Dr. Sherrie continues to make a blanket statements that “real sick people never get treatment.” I understand on some level where she is coming from but, once again, this seems rash and too clearcut to be considered one hundred percent accurate..

Another concern is her process of lumping all personality disorders together. This is a detriment to individual treatment though, of course, many symptoms overlap.

I don’t always agree that truly toxic people don’t value relationships. Some personality disorders ‘over’ value relationships and consider them their lifeline. They devour other’s attention as though it is the air they need to survive. Their selfish actions are more methods of filling their own feelings of emptiness and low self-worth. They need people to reinforce what they are lacking from within that is a major detriment to actually focusing on anyone other than themselves.

I loved her explanation of hovering. Those in toxic relationships to be aware of their calculated use of intermittent gestures of positive reinforcement that make understanding, creating boundaries, and maintaining self-worth difficult to maintain.

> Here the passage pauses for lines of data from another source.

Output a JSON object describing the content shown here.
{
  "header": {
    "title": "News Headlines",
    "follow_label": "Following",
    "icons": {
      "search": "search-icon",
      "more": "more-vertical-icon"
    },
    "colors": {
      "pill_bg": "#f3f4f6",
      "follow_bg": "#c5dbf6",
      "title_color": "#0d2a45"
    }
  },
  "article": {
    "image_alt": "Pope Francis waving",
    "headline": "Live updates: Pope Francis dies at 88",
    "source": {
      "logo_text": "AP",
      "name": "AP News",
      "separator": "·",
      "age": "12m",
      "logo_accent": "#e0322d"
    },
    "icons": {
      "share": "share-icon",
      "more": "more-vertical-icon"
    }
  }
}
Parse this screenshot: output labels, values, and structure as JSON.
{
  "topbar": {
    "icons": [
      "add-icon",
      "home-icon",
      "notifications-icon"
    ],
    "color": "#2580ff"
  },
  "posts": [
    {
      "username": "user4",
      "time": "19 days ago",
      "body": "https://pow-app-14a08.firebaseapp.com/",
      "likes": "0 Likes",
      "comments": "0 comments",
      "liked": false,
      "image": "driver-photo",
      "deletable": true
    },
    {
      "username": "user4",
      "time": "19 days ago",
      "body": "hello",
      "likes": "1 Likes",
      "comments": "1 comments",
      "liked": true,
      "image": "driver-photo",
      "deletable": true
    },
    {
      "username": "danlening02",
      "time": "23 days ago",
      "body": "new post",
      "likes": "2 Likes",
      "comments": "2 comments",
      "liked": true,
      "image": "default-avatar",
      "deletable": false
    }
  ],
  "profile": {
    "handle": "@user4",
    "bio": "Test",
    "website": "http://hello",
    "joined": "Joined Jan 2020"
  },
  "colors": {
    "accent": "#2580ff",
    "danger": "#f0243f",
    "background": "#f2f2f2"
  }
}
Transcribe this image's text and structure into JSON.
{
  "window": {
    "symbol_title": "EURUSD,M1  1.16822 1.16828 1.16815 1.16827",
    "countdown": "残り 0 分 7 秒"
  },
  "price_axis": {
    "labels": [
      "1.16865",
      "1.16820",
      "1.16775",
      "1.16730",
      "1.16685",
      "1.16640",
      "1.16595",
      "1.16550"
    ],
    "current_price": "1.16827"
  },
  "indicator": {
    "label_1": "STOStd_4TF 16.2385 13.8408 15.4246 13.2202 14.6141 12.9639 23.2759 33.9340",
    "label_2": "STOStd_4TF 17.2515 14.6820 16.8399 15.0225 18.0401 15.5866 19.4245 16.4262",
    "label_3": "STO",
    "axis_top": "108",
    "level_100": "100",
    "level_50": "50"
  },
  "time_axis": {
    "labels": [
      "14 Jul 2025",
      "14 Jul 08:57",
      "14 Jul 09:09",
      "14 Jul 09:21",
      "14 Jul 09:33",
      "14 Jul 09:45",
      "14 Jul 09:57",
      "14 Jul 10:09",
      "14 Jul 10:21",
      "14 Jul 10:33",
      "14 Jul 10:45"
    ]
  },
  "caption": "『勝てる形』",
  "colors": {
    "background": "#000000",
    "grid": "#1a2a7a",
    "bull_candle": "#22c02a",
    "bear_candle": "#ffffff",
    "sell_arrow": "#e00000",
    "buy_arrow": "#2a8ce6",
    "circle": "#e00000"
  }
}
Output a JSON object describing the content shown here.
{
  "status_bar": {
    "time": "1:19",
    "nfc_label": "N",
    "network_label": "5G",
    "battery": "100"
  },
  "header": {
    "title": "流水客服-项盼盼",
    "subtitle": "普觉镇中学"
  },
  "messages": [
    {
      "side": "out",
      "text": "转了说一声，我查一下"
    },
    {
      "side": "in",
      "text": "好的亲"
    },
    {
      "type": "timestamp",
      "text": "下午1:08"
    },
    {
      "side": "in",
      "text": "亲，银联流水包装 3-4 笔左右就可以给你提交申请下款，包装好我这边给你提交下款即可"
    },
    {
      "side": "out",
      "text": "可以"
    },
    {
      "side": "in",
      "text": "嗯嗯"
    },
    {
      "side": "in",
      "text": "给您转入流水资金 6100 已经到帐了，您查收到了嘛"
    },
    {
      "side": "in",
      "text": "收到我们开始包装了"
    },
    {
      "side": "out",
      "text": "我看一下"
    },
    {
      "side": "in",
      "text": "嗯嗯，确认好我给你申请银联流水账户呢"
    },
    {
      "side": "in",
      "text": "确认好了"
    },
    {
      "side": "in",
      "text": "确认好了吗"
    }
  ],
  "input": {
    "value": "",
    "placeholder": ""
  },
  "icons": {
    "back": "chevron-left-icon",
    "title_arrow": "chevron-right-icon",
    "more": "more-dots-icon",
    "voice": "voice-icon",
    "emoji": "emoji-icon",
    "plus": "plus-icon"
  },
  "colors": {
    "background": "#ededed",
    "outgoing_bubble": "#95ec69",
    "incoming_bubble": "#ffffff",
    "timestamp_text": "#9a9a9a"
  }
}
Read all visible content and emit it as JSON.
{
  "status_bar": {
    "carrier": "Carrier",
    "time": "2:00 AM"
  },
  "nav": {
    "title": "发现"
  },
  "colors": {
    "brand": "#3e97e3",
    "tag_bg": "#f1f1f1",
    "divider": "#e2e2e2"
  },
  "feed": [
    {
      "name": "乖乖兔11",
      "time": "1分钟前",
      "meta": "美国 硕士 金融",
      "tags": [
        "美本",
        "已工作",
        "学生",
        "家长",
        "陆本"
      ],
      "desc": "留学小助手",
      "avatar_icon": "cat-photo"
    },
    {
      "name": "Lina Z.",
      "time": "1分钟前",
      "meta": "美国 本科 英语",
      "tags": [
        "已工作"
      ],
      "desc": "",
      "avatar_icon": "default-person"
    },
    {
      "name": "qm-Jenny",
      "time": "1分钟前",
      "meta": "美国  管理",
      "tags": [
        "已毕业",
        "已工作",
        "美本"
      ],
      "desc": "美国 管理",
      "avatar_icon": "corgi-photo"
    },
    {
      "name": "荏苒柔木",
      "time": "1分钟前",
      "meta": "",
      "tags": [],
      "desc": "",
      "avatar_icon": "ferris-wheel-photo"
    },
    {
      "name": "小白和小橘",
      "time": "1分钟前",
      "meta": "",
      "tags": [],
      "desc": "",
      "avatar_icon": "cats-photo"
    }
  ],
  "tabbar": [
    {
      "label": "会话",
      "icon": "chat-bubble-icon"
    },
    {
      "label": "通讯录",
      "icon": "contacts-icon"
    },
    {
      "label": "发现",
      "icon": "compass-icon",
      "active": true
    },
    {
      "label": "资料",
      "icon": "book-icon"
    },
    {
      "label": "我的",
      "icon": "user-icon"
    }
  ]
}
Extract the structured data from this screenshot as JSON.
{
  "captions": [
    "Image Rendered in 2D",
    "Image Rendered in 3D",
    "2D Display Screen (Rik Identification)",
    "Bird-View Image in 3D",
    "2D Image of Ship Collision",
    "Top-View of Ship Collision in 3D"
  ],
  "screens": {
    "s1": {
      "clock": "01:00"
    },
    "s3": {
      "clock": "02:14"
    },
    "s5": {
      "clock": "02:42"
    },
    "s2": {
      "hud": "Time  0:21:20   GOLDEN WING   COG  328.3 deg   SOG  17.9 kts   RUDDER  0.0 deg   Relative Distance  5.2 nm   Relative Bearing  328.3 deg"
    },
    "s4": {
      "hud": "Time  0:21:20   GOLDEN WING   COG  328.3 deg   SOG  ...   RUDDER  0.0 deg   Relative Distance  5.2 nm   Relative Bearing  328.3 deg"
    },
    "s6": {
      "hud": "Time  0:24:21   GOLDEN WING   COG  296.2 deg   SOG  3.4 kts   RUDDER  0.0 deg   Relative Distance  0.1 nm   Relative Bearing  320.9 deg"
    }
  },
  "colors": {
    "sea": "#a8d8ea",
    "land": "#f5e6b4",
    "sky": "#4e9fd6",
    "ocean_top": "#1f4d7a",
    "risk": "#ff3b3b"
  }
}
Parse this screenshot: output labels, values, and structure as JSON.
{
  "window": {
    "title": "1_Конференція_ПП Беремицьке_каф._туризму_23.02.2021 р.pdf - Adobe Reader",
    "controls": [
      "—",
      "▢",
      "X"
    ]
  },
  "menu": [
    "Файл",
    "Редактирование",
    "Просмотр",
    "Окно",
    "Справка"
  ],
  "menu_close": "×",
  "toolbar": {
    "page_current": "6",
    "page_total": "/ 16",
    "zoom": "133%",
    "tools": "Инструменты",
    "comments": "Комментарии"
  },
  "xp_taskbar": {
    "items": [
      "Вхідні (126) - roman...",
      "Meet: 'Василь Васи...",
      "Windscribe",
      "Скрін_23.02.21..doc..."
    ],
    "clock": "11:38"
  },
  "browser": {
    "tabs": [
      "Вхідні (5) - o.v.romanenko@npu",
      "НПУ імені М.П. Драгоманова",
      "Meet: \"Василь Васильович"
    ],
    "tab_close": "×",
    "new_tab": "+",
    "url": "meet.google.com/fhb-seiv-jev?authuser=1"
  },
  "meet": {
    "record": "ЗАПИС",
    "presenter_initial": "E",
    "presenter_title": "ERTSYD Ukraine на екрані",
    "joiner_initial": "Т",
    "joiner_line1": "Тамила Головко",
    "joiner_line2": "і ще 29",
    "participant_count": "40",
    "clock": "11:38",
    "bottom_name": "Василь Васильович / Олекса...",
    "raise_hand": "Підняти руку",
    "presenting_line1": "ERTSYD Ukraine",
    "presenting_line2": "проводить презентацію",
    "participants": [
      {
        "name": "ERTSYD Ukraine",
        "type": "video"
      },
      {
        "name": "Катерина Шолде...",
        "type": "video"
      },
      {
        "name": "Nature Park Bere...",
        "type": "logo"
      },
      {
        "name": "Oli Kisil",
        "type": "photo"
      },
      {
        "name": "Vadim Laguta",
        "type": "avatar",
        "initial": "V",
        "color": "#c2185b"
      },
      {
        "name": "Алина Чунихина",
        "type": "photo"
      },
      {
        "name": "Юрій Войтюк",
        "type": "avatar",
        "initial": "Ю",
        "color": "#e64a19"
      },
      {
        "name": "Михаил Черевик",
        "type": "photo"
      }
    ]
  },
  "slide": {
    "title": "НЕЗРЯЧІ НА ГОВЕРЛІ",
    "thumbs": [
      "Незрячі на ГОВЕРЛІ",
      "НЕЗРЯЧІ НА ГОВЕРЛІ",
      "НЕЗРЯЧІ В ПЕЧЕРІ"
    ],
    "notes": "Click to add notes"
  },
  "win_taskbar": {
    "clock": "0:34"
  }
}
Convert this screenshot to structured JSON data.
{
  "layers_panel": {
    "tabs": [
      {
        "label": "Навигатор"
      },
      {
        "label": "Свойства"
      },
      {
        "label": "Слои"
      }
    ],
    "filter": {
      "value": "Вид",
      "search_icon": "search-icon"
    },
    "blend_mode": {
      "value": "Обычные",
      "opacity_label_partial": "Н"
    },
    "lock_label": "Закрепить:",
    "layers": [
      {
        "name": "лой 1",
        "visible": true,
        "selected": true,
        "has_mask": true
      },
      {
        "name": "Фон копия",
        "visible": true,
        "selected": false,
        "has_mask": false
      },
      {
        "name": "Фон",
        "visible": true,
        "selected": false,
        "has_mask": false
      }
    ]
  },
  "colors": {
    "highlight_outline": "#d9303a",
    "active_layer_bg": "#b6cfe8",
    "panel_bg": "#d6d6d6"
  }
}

As a spiritual, holistic counselor, I recognize that there are souls that are damaged and it often becomes necessary to step back. However, it is best to do it with insight, forgiveness, and a willingness to see them as individuals that are not grounded in the kind of emotional foundation needed to have healthy relationships. Caring for someone can mean letting go and letting those we care for find their own way home so that you on to continue your adventure with joy and peace about yourself and your decisions.